Updated: Tuesday, 05 Mar 2013, 4:10 PM EST
Published : Tuesday, 05 Mar 2013, 4:10 PM EST
Q: Ear infections can be a common part of childhood. With recent concerns regarding antibiotic overuse, I understand there is ongoing debate in the pediatric community about when and how to treat this common problem.
A: It may seem like an easy thing to do - to treat an ear infection - but there are a lot of factors that come into play. First, not all ear pain is an infection. Sometimes congestion and pressure from a simple cold can cause ear pain - just like you feel when going up and down in an airplane causes pressure changes that can be uncomfortable. Babies teething, and big kids with cavities can feel the pain in their ears as well as their mouths. Sometimes it’s swimmer’s ear, or an outer ear infection, causing the pain.

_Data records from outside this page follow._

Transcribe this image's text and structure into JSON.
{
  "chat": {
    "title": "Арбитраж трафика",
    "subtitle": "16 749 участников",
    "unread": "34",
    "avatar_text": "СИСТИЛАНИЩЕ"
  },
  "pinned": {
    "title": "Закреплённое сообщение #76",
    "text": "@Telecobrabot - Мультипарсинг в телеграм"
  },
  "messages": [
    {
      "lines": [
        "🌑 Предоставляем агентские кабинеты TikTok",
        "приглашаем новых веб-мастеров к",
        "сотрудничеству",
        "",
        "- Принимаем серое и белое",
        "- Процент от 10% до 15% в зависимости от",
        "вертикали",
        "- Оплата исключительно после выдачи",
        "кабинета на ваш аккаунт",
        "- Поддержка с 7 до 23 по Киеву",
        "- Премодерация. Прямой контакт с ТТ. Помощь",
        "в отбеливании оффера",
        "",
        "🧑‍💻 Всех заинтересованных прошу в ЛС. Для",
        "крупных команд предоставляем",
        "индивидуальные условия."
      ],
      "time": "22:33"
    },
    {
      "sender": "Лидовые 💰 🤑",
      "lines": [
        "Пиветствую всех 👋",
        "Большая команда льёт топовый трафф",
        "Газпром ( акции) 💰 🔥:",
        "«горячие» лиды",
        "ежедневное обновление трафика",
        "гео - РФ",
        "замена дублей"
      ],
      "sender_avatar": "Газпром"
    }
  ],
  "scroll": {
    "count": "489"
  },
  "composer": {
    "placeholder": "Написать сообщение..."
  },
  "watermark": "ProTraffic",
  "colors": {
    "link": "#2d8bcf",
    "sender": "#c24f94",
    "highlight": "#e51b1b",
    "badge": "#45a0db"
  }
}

The most common scenario with a true ear infection is a routine, viral illness starts things off. A child has a cold for a few days to a few weeks, and then new fever or new ear pain starts. On exam, the eardrum is red with fluid or pus behind the eardrum. Sometimes some discharge from the ear.
Q: Is there anything new to help guide treatment?
A: Several years ago, there were 2 studies that encouraged treatment for ear infections to reduce severity and length of symptoms. Just this month, the American Academy of Pediatrics, or AAP, published revised and updated guidelines using the latest evidence to help guide pediatricians with appropriate and safe decision-making. These apply to children 6 months or older. Essentially, if there is no fluid behind the ears, if no pain, and temp below 102, there isn’t a need to prescribe an antibiotic. But if there is evidence of ear infection with fluid on exam, with ear pain, then amoxicillin is recommended, or an alternative if the child is allergic. A strong emphasis is to not prescribe antibiotics if the child doesn’t have symptoms. In other words, if the ear looks a little red but the child does not have ear pain, there is no benefit in giving antibiotics, just a potential for side effects.
Q: What can a parent do to prevent ear infections?
A: Most importantly, avoid second hand smoke exposure. If parents aren’t able to quit smoking, then make sure there is no smoking in the house or the car, whether the child is there or not. Breast feeding for the first 6 months of life has been shown to reduce ear infections in young children. Preventing the illnesses that set you up for ear infections is helpful, so vaccinate your child against the flu and the other recommended childhood shots, especially the shot against strep pneumonia.